YOUR TASK: Please return every line in the entries below with the word "Islamic" in it.

RECORDS SUPPLIED:

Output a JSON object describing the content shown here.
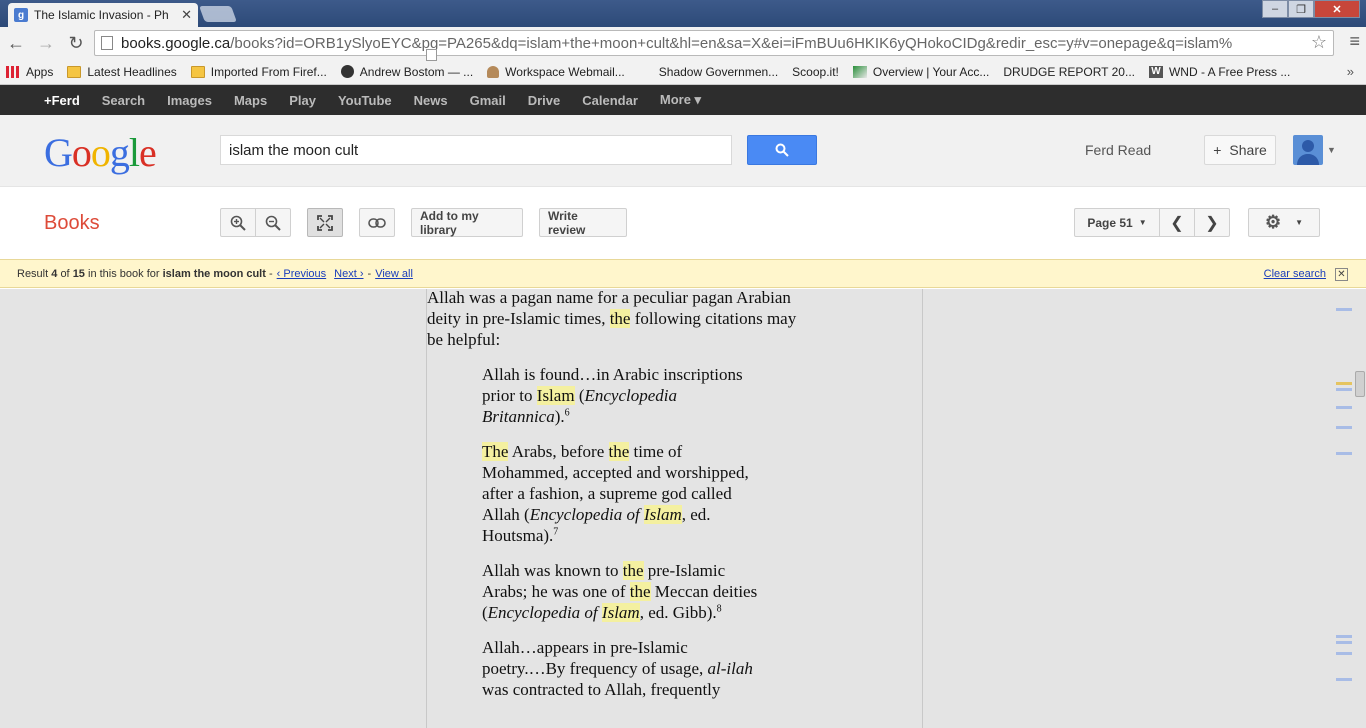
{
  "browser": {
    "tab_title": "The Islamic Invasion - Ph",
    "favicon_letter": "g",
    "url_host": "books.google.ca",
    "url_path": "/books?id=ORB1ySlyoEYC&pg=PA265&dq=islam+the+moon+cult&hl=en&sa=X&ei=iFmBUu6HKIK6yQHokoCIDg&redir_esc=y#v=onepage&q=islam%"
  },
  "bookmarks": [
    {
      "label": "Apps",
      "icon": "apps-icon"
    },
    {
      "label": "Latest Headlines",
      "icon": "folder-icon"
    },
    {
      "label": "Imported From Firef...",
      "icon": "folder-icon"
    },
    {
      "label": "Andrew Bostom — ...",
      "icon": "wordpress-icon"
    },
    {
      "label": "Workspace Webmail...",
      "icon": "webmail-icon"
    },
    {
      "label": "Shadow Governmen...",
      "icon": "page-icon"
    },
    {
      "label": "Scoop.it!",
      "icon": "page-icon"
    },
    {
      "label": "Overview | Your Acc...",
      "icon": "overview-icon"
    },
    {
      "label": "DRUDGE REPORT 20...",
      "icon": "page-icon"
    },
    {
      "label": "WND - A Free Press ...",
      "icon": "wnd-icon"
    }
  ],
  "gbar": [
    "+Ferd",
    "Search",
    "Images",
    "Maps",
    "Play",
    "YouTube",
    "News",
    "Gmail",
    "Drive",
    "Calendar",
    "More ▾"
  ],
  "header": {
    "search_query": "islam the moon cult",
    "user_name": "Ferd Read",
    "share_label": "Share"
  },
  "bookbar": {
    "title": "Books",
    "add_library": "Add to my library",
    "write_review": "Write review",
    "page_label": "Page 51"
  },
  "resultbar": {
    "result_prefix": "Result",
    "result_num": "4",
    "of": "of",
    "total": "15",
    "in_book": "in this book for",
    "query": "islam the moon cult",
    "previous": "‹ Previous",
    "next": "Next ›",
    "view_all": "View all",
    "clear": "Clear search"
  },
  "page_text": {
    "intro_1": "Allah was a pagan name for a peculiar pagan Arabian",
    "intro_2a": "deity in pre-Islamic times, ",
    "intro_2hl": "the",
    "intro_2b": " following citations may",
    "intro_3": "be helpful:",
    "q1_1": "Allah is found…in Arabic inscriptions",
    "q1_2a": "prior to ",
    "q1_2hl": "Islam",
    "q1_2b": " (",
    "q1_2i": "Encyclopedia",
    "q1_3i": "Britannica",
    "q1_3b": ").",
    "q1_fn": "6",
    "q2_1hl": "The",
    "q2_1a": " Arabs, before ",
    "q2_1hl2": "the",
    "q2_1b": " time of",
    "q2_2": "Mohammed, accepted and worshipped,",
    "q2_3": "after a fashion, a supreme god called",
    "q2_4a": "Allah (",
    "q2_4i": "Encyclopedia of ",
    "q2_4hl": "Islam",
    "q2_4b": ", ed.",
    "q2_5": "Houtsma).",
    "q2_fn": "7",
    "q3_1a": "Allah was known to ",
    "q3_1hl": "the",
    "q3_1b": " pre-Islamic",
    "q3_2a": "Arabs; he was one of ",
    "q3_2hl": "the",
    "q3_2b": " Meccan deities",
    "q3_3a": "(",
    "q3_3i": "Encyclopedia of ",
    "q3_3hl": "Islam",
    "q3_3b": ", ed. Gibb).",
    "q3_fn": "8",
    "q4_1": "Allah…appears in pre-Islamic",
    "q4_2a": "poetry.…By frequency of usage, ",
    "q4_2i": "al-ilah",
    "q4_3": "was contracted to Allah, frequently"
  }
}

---

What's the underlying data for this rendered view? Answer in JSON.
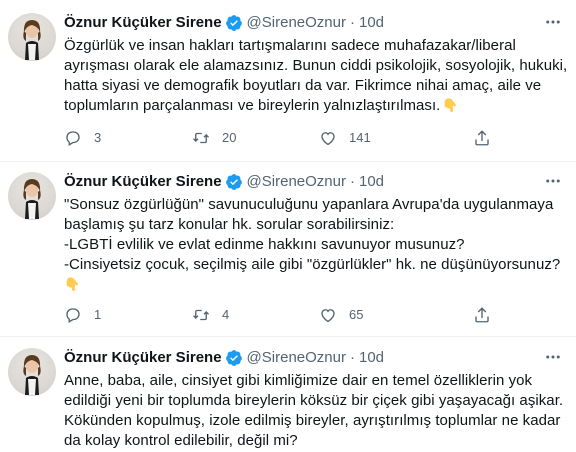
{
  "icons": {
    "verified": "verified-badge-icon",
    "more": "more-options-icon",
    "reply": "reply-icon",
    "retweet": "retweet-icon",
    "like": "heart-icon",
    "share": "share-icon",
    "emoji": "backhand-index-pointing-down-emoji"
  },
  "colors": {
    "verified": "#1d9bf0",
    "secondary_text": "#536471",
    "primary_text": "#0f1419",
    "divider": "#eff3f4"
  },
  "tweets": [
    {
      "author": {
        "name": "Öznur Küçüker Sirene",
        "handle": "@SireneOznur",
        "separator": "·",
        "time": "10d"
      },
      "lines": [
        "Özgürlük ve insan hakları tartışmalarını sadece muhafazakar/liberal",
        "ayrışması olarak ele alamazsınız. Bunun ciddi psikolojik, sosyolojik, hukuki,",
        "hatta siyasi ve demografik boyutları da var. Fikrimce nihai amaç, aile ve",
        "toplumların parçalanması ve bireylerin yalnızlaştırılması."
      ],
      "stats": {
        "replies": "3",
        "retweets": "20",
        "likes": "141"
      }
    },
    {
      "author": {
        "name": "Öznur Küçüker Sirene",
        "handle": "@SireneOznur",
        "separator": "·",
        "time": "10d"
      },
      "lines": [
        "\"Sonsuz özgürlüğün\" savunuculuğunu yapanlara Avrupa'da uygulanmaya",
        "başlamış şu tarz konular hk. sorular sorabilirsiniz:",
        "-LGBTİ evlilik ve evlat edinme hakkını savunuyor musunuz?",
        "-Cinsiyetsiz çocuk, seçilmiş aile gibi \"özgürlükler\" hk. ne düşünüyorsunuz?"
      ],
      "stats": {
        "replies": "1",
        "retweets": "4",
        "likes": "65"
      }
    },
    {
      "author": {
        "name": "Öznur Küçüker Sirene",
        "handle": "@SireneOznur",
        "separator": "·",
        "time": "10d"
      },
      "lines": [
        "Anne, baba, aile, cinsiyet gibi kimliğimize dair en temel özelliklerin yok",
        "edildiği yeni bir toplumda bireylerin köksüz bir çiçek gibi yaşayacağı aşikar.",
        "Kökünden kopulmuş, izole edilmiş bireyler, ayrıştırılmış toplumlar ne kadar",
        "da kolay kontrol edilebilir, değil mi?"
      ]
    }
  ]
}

RESPONSE FOR THIS EXERCISE:
    "tab_title": "The Islamic Invasion - Ph",
    "intro_2a": "deity in pre-Islamic times, ",
    "q3_1b": " pre-Islamic",
    "q4_1": "Allah…appears in pre-Islamic",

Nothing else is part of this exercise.